Love it or hate it, crypto is changing the world of finance — and Vitalik Buterin is at the forefront.
He has been since he was 19 years old, when he first conceived Ethereum, a blockchain built on the same technology that powers the Bitcoin network. In just a few years, Buterin has been dubbed the “prince of crypto” and become one of the most-watched figures in the space. (He also showed up to the Ethereum conference in Denver this year in Shiba Inu pajama pants.)
Ether, Ethereum’s native token, is now the world’s second-largest cryptocurrency. But just because Ethereum is nearing the 10-year mark doesn’t mean Buterin, now 28, and his co-founders are done with it. He’s constantly working on the future of Ethereum, most recently releasing an updated roadmap complete with emojis. Though it may be gibberish to anyone not steeped in the language of digital assets, the roadmap outlines big plans.
Buterin really believes this technology can, and will, change the world.
While the Bitcoin network has so far been centered around currency, Ethereum’s potential uses extend far beyond finance. Ethereum is programmable, meaning other developers can build and deploy decentralized applications on it in areas like gaming and supply chain management.
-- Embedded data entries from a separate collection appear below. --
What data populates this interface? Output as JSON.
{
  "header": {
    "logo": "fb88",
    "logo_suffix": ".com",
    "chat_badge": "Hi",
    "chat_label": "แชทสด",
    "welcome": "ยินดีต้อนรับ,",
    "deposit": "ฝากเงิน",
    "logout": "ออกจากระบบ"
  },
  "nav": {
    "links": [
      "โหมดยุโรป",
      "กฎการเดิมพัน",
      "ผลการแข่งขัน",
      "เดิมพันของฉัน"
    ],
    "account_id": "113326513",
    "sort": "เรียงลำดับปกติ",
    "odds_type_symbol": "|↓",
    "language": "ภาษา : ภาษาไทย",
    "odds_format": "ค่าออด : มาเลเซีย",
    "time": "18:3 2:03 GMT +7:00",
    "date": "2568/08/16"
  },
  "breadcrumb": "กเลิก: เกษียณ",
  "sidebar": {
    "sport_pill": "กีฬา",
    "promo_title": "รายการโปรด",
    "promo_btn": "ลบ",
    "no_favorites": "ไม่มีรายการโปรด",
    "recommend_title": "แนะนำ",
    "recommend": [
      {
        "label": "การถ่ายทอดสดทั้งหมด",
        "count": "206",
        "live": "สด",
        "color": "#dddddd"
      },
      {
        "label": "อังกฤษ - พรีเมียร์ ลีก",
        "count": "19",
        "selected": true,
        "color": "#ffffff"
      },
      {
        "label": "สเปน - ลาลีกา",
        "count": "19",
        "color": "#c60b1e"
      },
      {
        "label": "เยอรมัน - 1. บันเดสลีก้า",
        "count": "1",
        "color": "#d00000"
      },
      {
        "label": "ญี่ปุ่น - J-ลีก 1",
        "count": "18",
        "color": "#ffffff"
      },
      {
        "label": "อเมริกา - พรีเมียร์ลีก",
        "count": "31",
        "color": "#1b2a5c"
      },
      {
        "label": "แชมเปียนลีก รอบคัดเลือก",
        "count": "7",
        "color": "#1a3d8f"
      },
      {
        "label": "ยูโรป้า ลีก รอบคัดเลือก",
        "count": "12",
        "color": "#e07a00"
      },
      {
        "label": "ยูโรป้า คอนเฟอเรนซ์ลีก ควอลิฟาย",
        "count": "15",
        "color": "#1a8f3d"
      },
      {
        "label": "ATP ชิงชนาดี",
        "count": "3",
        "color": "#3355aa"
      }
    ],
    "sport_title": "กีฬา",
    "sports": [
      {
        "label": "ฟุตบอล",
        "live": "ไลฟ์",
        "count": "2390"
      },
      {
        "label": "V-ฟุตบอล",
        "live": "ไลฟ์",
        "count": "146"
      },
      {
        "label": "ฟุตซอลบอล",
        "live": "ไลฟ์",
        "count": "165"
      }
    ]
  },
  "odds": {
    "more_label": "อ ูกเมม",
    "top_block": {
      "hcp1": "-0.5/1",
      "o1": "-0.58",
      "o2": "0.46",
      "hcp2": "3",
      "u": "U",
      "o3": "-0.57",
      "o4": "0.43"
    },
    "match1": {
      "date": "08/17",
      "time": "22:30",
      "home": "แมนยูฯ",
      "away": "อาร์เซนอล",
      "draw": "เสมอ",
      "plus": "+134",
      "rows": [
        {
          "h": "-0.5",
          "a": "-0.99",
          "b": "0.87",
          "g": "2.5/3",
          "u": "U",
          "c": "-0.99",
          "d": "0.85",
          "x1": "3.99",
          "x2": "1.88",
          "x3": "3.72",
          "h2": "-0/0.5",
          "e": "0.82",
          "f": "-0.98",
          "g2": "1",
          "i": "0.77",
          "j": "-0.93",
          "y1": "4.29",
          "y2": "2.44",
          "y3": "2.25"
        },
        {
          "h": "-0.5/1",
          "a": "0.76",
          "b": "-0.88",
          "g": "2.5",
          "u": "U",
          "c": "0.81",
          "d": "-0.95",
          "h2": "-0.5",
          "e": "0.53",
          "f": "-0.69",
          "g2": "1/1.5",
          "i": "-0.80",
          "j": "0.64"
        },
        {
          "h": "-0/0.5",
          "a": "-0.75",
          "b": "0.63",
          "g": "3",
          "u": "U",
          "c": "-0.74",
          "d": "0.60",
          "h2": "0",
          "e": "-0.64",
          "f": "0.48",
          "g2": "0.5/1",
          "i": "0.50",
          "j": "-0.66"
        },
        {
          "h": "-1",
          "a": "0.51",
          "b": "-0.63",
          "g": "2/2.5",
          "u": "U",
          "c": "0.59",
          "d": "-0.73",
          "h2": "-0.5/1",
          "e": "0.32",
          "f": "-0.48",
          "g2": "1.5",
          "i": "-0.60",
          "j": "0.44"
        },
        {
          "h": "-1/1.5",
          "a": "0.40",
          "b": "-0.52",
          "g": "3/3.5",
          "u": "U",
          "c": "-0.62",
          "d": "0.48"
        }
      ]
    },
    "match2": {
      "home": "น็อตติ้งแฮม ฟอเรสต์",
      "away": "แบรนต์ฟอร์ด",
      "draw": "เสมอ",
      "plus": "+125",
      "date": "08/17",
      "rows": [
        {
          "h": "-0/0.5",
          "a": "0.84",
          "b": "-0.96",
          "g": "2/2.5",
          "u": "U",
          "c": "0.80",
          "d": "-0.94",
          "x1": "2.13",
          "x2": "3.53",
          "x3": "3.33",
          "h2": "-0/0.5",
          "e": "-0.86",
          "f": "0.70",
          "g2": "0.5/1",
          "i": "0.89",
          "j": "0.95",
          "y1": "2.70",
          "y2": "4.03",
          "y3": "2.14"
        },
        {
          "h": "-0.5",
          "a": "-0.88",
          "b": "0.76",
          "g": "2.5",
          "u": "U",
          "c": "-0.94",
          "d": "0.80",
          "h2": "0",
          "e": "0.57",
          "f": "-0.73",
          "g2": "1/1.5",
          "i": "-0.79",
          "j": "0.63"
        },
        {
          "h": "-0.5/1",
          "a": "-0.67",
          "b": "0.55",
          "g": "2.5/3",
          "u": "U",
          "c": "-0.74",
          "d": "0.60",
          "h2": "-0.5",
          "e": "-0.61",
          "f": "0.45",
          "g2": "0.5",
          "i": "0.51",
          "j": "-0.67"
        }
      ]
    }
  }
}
Ethereum also powers most NFTs, the digital assets that Jimmy Fallon, Paris Hilton, Nike, Coachella and more are obsessed with.
But crypto also comes with a lot of risks, dogedammit (we stole that word from Buterin himself). As he admitted in a recent interview with the New York Times’ Ezra Klein, crypto is still a “very early stage, untested, and risky thing.” There are the intense price swings, like ether hitting a high of about $4,800 per coin in November 2021 and tumbling down to about $1,100 over the last year. Concerns abound about government regulation and how safe crypto investments actually are — even if they’re being held on big exchanges whose names are becoming mainstream. Recently, FTX, one of largest crypto exchanges in the world, imploded.
Buterin knows he helped create this world. He also wants to help fix it.
“I personally would not blame anyone for being suspicious of the crypto space, because I think most sane people within the crypto space are themselves — ourselves — suspicious of large parts of the crypto space,” the Russian-born Canadian told Klein in September.
The fact that Buterin constructed a network that is decentralized was key to a lot of the ideas he wanted to implement, but cracking down on the dangers will be hard. That’s because decentralization means no one is in charge — not even Buterin. Anyone who is part of the Ethereum community can, in theory, have a say over its future.
Still, Buterin is looking ahead. In September, nearly eight years after Ethereum launched, the network notched a milestone: the Merge, an upgrade that laid a foundation for more scalability and allowed the Ethereum network to reduce its energy consumption by around 99%. (This is important, as massive energy consumption is a major criticism of the Bitcoin network.)
There’s more work to do. The goals in the now six-part roadmap for Ethereum include limiting “costs of participating in the network” and ensuring “credibly neutral transaction inclusion,” meaning Buterin doesn’t want Ethereum to discriminate against anyone.
As buzz around the metaverse, decentralization and crypto grows, you’ll likely start hearing more about Ethereum — and what Buterin is doing next.